Gray v. Zatecky, No. 15-2482 (7th Cir. 2017)Annotate this Case

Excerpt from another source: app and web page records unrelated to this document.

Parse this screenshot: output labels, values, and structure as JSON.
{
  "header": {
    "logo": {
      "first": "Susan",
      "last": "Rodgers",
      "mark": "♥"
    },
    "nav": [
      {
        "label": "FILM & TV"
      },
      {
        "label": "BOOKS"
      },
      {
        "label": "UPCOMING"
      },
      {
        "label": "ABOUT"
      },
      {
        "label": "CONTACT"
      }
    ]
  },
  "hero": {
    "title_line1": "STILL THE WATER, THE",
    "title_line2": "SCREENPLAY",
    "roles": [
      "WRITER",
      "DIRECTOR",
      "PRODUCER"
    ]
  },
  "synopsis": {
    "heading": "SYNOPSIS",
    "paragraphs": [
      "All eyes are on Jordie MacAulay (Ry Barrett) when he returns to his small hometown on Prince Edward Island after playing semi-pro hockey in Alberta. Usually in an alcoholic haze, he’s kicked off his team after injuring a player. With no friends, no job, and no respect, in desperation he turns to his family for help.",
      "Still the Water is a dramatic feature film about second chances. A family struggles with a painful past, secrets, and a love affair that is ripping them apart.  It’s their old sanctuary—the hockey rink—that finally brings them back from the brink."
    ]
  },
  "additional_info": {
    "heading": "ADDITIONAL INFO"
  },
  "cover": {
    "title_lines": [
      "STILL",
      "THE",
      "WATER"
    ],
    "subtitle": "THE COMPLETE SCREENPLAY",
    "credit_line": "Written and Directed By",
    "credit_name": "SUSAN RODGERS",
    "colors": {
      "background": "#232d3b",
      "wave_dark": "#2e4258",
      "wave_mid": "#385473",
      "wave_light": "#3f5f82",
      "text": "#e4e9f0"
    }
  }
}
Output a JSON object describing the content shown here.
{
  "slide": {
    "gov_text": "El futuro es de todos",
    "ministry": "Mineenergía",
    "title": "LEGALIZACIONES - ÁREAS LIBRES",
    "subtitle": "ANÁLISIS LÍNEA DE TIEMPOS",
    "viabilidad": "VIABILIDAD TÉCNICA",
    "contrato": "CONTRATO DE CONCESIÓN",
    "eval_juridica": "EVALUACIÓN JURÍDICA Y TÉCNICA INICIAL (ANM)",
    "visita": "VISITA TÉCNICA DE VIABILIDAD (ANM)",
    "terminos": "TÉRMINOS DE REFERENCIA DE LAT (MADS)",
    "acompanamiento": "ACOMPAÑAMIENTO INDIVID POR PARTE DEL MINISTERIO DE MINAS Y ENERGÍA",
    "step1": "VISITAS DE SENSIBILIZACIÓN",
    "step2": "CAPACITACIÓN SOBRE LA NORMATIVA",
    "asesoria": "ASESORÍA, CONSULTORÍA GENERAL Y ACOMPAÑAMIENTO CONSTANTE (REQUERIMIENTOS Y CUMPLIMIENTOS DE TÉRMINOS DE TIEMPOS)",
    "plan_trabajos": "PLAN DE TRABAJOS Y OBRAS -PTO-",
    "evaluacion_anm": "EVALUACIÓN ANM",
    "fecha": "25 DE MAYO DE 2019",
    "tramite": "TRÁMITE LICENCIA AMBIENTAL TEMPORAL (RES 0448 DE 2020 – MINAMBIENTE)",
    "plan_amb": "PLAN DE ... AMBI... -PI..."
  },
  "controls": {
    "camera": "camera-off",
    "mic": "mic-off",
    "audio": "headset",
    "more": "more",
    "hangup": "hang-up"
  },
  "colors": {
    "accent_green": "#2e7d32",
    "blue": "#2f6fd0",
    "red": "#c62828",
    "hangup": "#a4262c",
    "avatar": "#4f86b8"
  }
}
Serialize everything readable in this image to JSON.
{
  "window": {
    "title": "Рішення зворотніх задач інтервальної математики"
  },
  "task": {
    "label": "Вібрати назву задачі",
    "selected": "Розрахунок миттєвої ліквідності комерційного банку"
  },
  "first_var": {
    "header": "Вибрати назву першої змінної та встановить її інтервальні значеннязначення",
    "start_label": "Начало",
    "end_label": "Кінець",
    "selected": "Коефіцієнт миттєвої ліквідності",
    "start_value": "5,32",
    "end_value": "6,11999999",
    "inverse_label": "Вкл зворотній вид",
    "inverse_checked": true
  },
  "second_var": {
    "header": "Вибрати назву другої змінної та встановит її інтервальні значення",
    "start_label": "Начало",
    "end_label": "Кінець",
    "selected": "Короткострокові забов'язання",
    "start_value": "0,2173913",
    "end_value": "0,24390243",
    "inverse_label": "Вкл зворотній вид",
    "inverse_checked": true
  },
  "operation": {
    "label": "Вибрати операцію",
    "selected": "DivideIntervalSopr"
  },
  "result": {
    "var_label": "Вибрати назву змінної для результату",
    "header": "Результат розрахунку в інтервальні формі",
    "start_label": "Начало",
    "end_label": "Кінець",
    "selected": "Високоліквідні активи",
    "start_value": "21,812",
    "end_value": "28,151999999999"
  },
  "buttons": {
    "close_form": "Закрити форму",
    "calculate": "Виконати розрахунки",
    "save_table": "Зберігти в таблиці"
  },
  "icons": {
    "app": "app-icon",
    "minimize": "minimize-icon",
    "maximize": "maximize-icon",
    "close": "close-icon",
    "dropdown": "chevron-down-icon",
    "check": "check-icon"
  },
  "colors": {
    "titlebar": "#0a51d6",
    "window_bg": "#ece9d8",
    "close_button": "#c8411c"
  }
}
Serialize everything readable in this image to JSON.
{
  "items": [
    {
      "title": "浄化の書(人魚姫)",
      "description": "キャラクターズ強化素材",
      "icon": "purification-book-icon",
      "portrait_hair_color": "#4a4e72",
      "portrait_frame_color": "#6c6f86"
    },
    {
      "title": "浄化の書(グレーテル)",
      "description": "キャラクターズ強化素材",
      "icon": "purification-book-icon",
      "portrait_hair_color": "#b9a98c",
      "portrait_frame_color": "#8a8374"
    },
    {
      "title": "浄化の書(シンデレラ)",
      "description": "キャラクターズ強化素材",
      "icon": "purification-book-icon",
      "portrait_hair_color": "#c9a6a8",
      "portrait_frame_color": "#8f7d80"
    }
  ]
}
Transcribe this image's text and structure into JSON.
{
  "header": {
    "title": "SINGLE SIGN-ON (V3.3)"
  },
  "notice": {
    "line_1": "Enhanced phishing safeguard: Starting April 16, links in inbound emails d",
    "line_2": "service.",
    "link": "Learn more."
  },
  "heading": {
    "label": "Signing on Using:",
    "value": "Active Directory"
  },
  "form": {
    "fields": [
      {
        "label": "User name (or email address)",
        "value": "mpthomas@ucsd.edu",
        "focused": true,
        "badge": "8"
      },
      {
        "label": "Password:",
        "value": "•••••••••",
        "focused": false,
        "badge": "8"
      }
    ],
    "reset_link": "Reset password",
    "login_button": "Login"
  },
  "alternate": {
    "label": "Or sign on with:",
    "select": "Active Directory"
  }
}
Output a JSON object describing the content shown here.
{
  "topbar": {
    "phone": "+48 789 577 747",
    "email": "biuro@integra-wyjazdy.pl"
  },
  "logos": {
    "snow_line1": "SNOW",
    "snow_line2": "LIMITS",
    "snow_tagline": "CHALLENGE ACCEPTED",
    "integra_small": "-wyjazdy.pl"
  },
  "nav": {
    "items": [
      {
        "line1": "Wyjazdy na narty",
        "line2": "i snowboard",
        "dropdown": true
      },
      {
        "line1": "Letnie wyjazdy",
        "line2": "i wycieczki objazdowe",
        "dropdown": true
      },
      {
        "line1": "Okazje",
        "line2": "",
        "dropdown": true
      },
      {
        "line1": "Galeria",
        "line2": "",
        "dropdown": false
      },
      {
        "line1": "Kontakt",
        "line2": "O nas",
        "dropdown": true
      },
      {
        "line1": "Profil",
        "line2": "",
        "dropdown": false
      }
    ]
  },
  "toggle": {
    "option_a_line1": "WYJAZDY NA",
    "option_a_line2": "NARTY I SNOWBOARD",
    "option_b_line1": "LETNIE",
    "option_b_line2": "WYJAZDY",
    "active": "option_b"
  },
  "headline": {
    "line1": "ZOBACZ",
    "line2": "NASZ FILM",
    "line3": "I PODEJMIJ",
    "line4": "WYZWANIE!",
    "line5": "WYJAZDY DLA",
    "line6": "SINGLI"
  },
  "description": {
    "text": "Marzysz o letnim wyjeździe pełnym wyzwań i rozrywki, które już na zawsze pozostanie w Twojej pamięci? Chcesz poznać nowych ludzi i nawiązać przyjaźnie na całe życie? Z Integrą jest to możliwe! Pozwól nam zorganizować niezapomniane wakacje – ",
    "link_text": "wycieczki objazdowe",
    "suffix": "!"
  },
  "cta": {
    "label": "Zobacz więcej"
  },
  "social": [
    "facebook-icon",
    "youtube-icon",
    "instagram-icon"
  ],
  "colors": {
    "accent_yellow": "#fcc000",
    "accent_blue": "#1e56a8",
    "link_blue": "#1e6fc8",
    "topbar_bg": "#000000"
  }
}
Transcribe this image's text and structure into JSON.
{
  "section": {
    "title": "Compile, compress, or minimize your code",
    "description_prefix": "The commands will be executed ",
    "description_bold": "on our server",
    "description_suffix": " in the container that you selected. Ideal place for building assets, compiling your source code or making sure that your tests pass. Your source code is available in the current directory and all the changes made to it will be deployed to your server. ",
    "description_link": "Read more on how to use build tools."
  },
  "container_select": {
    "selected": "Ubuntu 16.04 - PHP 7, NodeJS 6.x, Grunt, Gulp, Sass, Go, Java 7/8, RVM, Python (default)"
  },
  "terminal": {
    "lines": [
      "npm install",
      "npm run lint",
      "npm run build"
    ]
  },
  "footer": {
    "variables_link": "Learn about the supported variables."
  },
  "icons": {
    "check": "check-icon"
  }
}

In 2000, Gray and another went to Jones’s home to buy marijuana. Avant, was present and saw the three retire to the rear of the house. The third man returned and robbed Avant.Gray ran past carrying a bag, firing into the rear of the house. Jones died from gunshot wounds. Gray’s convictions were overturned on state post-conviction review. In 2007, Gray was again convicted of felony murder, murder, robbery, attempted murder, and carrying a handgun without a license. During the retrial, the prosecution used four peremptory challenges on black jurors. The prosecution’s case hinged on testimony from Avant and White; both maintained that Gray confessed while they shared a cell. Avant initially asserted that he was not present for the robbery. He struggled to identify the assailants. White was trying to get a lighter sentence. Defense counsel introduced Gray’s similar crime against White to undermine White’s credibility. The jury initially deadlocked. Gray’s state petition for post-conviction relief stopped the one-year limitations period under the Antiterrorism and Effective Death Penalty Act, 28 U.S.C. 2244(d)(1). Gray had until January 11, 2013, to file his federal habeas corpus petition. He filed on April 29, 2013, The district court dismissed. The Seventh Circuit affirmed, finding Gray ineligible for equitable tolling, and did not address ineffective assistance of counsel, whether striking the black jurors violated Batson, and the possibility that Gray’s due process rights were violated by inaccurate juror questionnaire answers.